╭─ Available data

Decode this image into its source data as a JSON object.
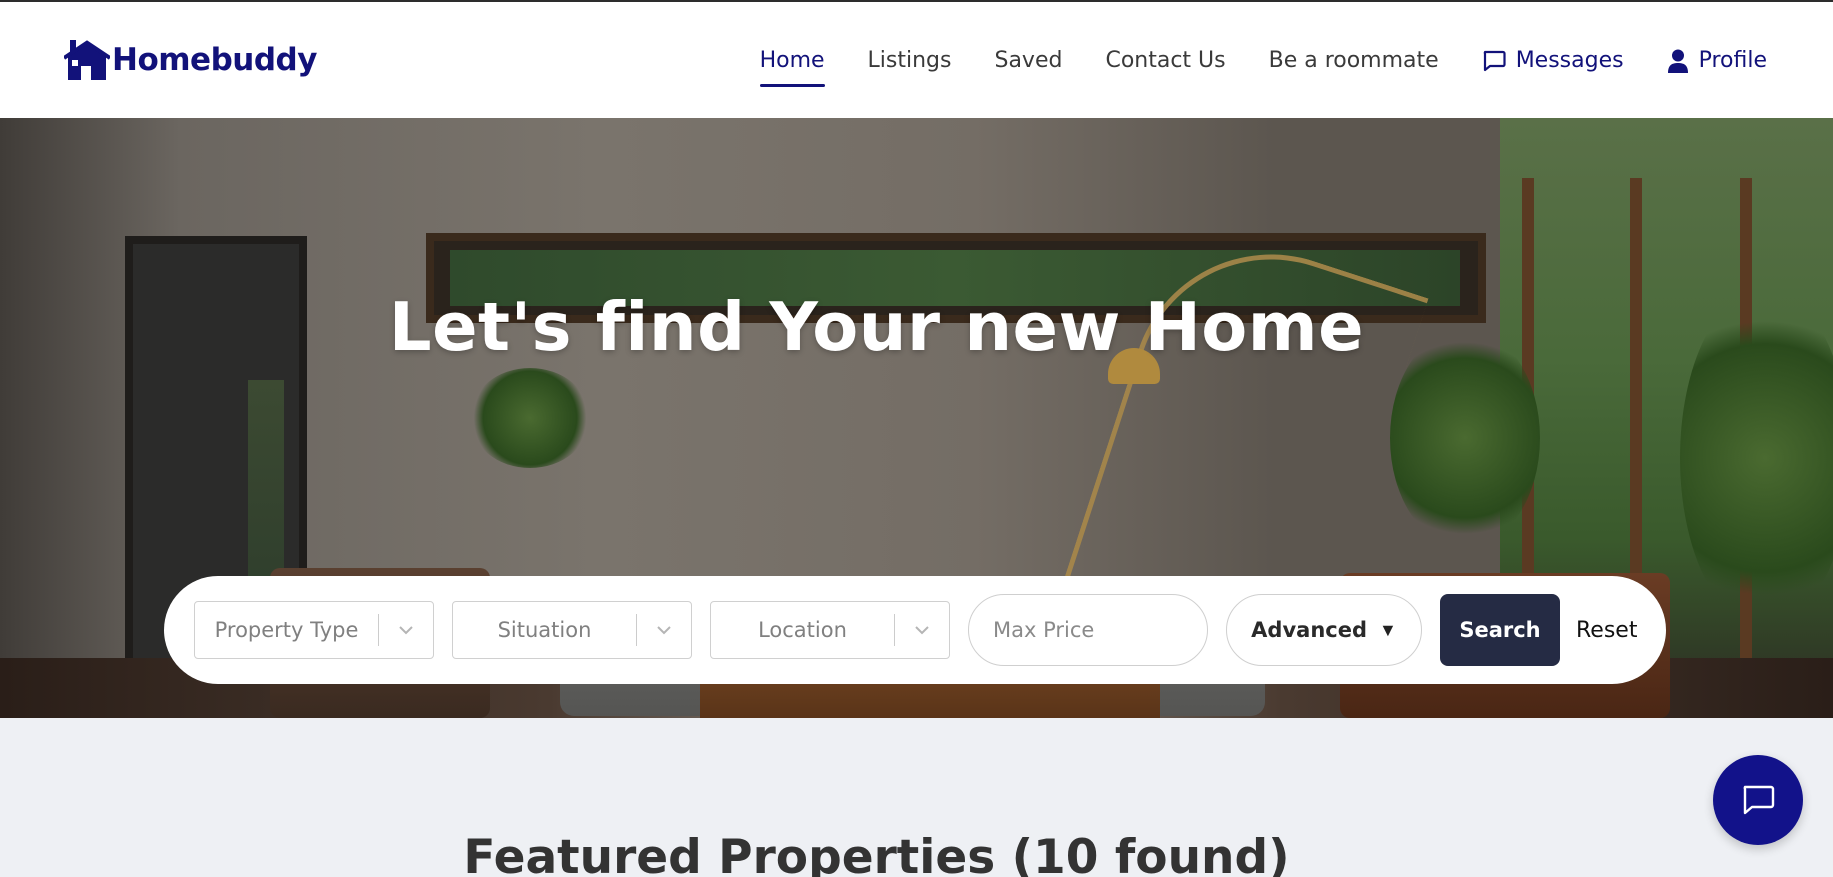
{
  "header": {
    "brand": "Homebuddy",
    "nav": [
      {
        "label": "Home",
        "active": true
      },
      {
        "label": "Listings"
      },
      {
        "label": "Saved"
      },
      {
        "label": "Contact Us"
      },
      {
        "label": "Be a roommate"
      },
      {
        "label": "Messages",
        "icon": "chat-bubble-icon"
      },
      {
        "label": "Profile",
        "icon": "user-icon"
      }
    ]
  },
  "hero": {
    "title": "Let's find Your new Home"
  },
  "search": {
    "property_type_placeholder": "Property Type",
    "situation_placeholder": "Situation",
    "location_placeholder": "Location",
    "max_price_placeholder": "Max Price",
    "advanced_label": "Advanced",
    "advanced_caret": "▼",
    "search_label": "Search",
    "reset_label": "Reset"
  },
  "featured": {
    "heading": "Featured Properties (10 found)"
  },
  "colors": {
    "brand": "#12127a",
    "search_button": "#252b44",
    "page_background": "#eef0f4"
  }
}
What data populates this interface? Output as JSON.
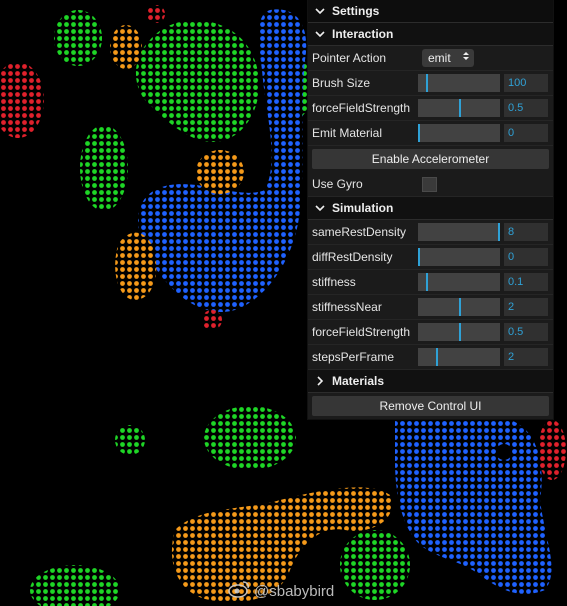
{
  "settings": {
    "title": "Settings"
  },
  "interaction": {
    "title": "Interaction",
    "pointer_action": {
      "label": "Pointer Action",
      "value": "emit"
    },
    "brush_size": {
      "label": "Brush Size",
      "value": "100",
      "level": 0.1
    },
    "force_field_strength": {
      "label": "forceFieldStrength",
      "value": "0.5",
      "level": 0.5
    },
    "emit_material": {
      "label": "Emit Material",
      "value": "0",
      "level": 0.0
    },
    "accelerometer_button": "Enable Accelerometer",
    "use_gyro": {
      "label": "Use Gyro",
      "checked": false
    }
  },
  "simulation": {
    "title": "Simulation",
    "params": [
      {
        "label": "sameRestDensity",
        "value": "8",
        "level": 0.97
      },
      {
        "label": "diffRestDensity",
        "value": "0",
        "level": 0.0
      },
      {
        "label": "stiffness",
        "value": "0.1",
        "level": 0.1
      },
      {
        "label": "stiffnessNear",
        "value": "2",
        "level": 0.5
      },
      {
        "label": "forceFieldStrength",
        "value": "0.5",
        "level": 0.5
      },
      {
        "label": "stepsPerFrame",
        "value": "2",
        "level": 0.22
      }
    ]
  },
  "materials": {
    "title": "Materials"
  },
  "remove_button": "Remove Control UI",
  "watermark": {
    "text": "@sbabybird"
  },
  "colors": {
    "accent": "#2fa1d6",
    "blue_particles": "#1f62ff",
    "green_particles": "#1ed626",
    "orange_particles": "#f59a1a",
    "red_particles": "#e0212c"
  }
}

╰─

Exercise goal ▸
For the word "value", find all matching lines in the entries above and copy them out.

Task result ▸
      "value": "emit"
      "value": "100",
      "value": "0.5",
      "value": "0",
        "value": "8",
        "value": "0",
        "value": "0.1",
        "value": "2",
        "value": "0.5",
        "value": "2",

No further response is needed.